_Task statement_. In the entries below, count the lines that include the word "JSON" and reply with the number alone.

———

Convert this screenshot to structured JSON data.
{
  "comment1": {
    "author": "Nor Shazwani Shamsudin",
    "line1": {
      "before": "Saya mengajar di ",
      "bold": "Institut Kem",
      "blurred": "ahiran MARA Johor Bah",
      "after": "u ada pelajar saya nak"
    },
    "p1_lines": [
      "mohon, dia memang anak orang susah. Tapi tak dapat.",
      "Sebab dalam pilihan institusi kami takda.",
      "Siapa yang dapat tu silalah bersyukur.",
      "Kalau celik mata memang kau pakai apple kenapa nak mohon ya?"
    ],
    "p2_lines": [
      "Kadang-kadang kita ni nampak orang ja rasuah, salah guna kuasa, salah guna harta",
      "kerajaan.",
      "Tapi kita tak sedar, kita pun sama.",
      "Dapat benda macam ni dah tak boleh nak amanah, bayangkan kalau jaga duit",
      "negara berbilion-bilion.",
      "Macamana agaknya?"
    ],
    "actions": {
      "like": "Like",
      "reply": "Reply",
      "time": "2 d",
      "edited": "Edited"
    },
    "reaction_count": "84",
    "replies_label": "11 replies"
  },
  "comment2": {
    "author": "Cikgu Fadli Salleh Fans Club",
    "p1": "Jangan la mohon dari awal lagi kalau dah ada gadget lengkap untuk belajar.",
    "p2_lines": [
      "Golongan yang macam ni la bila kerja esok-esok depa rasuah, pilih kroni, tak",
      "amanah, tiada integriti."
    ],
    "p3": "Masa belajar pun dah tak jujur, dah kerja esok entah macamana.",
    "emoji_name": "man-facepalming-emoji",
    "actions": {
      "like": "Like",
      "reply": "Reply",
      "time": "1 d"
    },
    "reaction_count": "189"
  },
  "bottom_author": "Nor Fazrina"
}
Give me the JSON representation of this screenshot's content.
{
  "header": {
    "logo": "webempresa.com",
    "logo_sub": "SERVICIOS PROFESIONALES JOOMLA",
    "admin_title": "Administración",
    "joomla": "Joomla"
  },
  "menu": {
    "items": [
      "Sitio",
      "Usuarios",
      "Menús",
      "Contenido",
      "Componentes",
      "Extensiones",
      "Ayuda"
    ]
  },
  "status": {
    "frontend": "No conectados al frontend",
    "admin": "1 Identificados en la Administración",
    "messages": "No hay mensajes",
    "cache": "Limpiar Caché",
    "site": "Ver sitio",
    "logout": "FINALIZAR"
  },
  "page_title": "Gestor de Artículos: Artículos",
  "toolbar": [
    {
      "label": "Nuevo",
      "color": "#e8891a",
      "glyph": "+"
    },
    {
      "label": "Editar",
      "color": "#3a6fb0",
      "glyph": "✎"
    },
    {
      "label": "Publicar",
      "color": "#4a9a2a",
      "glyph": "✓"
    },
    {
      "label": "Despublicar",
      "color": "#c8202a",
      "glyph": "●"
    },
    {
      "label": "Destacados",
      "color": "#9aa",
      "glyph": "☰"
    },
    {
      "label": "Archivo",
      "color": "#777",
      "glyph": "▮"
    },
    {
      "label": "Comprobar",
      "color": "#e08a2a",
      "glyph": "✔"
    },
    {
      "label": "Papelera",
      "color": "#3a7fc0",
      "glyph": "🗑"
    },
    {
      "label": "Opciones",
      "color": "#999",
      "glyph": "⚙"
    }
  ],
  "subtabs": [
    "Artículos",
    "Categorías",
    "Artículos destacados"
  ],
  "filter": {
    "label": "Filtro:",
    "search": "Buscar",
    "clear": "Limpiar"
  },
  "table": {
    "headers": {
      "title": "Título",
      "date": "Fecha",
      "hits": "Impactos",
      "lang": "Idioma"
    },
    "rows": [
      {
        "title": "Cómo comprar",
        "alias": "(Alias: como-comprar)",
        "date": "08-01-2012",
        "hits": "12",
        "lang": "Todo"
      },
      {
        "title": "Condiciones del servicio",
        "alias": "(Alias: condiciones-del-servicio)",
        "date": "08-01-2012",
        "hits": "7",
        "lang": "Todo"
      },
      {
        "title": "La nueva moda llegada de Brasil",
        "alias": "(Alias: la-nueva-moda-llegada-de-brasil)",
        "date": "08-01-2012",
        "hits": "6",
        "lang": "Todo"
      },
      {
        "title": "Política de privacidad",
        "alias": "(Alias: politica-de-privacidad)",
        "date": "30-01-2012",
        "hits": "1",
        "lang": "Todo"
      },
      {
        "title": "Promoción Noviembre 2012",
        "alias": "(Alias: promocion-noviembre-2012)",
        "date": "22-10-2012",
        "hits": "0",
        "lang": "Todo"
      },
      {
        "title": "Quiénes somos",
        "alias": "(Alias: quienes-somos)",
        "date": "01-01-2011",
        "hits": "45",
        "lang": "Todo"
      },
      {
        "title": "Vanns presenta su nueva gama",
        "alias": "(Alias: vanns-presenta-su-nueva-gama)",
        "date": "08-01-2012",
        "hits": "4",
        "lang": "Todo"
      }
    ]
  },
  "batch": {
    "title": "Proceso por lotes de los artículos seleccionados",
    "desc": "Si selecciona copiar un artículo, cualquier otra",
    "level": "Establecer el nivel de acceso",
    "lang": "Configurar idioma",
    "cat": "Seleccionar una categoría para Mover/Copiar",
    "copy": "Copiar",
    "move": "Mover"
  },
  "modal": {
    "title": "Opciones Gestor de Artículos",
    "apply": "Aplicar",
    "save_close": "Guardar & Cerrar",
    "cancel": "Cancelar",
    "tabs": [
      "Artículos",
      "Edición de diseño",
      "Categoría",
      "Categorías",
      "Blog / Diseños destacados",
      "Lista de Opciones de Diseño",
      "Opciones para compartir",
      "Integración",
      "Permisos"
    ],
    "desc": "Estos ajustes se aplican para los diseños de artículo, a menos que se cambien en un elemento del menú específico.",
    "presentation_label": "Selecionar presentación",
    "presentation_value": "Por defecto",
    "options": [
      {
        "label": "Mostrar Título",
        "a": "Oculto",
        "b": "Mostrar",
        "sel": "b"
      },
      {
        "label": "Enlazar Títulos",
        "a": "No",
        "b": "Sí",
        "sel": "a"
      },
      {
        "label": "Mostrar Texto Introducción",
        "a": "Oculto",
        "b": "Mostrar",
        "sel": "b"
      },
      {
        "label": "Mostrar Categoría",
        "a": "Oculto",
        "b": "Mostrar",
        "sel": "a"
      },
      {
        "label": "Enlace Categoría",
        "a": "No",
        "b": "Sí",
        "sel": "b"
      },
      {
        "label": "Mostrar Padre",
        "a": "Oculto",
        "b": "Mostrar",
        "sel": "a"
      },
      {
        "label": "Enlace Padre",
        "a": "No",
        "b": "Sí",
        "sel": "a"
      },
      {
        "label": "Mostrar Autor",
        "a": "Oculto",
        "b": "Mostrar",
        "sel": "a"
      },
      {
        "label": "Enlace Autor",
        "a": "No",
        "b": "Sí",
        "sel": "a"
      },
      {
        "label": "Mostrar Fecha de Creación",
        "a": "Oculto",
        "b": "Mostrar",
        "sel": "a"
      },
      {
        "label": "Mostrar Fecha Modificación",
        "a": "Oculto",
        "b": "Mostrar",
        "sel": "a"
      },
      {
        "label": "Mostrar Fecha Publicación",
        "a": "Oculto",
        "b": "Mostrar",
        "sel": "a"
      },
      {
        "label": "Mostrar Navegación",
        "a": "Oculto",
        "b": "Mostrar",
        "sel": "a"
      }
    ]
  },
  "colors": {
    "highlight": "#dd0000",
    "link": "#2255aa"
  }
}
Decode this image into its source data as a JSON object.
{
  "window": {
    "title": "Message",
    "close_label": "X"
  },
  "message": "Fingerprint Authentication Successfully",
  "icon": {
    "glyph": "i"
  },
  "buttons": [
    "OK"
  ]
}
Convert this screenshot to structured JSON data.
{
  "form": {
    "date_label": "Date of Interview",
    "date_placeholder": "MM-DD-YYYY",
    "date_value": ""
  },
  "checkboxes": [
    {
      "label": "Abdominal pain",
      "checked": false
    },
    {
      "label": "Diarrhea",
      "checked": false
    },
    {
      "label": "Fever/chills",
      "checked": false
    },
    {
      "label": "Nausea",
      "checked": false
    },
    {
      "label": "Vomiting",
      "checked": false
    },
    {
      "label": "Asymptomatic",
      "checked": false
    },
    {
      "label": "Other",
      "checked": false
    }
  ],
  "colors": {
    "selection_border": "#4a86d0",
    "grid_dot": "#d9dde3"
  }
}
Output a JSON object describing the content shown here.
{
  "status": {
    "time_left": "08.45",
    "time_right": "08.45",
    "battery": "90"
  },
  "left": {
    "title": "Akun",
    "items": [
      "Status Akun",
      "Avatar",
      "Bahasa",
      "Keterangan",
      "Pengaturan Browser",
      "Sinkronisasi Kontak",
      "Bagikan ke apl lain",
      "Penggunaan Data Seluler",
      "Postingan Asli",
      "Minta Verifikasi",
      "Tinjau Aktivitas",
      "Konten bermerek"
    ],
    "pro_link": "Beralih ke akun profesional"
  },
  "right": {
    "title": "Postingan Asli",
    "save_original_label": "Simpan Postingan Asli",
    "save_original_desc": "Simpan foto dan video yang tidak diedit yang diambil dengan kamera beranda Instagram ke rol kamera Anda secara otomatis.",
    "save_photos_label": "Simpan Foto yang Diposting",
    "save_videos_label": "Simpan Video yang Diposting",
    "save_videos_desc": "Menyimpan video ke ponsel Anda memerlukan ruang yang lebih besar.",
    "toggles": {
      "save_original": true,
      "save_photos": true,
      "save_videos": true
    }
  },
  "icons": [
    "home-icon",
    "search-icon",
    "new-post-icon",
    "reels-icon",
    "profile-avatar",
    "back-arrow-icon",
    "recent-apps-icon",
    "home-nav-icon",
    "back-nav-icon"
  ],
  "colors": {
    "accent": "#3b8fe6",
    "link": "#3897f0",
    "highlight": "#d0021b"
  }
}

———

_Result of this exercise_. 5